In the document, Maurizi writes that as opposed to ‘fleeing investigation,’ Assange had been frustrated by Sweden’s refusal to question him in London.
The details contained in Maurizi’s statement suggest the conclusion that Sweden’s investigation of Assange, which has since ended, served as a pretext for the US and UK intelligence communities to retaliate against the Wikileaks Editor-In-Chief for having revealed damning evidence of war crimes in Iraq, and other equally embarrassing information.
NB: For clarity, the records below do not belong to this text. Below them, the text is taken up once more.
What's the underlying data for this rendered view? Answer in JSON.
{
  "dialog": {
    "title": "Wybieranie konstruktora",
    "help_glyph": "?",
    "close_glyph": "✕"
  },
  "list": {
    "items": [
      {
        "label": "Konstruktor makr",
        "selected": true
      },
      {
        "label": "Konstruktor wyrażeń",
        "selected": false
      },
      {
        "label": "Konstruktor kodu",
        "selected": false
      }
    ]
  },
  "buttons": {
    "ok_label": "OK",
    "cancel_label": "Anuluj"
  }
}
Wikileaks has continued to provide insight into the operation of global power structures as the years have passed, despite Assange’s detention in the Ecuadorian embassy.
Maurizi’s statement also addressed the findings of the United Nations Human Rights Committee Working Group on Arbitrary Detention, which she noted had determined that: “there was an ongoing breach of fundamental human rights, partly due to the delay by CPS and SPA.” She added that Swedish authorities confirmed to her that the country had never been found to have arbitrarily kept any person in detention previous to Assange’s case.
Maurizi quoted the United Nations Human Rights Committee Working Group on Arbitrary Detention directly, including their statement that: “The working group has no choice but to query what has prohibited the unfolding of judicial management of any kind in a reasonable manner from occurring for such extended period of time.”
Whatever the outcome of the decision reached tomorrow in Assange’s legal case, one thing is certain: the reason for his detention has nothing to do with Justice and everything to do with retaliation from a corrupt system that dislikes having evidence of its crimes being made available to the public.
Independent media and those who care for transparency in government should take this moment before a major decision is made regarding Assange to vocalize their support for the Wikileaks co-founder. Clearly, mainstream press is not interested in giving Assange fair treatment, any more than the US and UK systems of “Justice.”